A small community of affluent homeowners has successfully beaten back a plan by the Disney Vacation Club to build beachfront villas in Hilton Head, S.C.
The oceanside time-share units were to be a key component of Disney’s new Hilton Head resort – only its second such resort outside of Orlando. Vacation Club spokeswoman Keri Lowe said Disney did not consider the loss of the beachfront plans a setback but said it was premature to discuss new options being considered for the Palmetto Dunes development in Hilton Head.
Disney had planned to start building 68 oceanfront villas in Hilton Head next summer. Another 100 units were to be built by 1996 on a nearby island, but Disney officials would not comment on those plans. Neither Disney nor Greenwood Development Corp., the Palmetto Dunes developer, anticipated the vehement community reaction to Disney’s plan. The beachfront villas were proposed in the private neighborhood of Leamington.
When the Mouse roared in Leamington, no one cowered. Residents of the approximately 500 homes in Leamington, mostly retired professionals and corporate executives, organized against the time-share development, saying it threatened both their property values and lifestyles. Homeowners feared traffic congestion and crowded beaches and recreational facilities. “The people who moved in here are not people who have not been successful,” said homeowner Mike Gibbens, a retired communications executive. “Therefore, they are not reticent to get involved. They know how to do it . . . and they have the resources to fund a legal effort if that becomes necessary.”

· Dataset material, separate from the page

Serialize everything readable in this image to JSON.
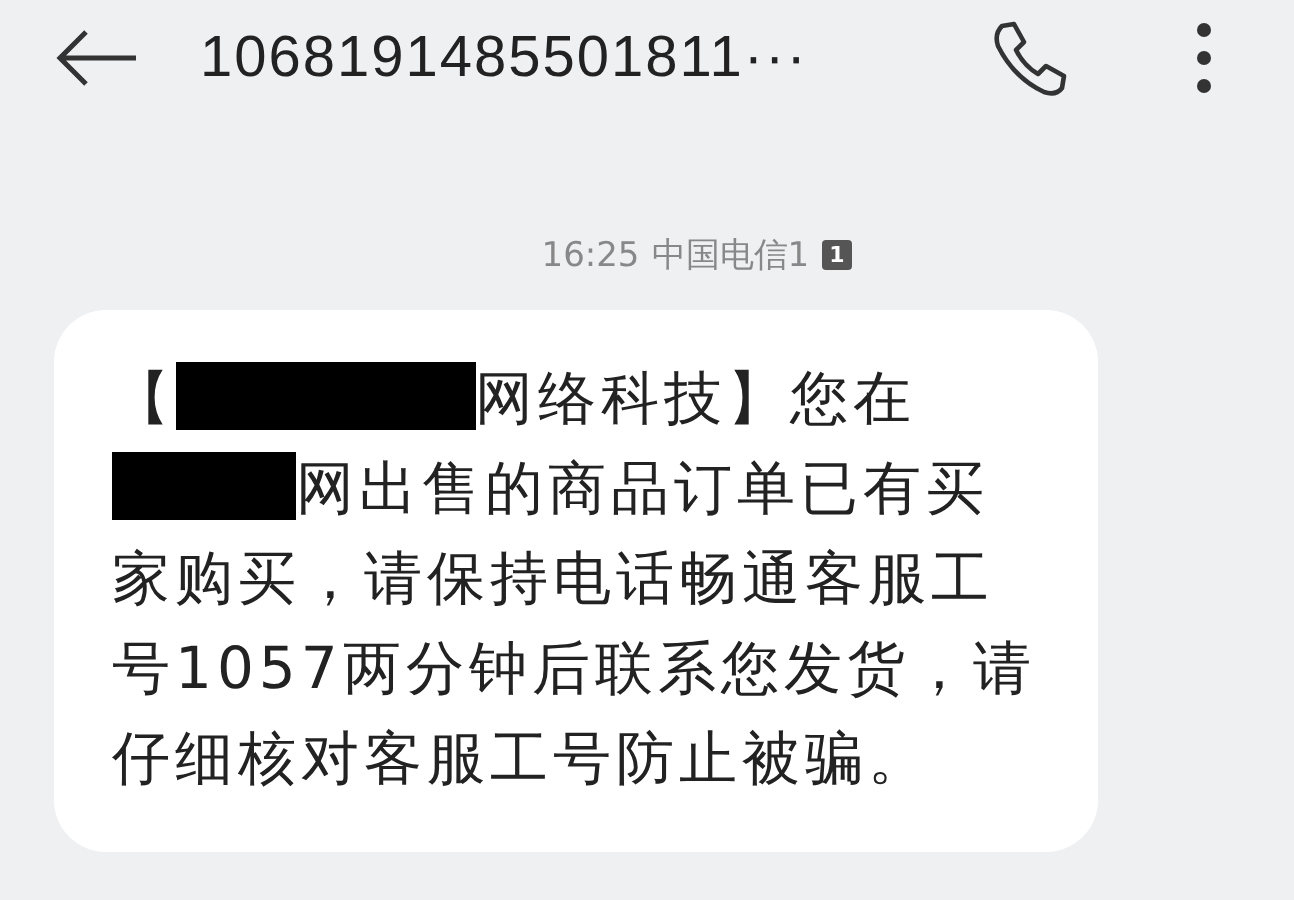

Property covenants in Leamington forbid time-share units. If Disney were to build the oceanfront villas, property owners would have had to “de-annex” the beach acreage by referendum. But the issue never came to a vote.
|The Year 1993|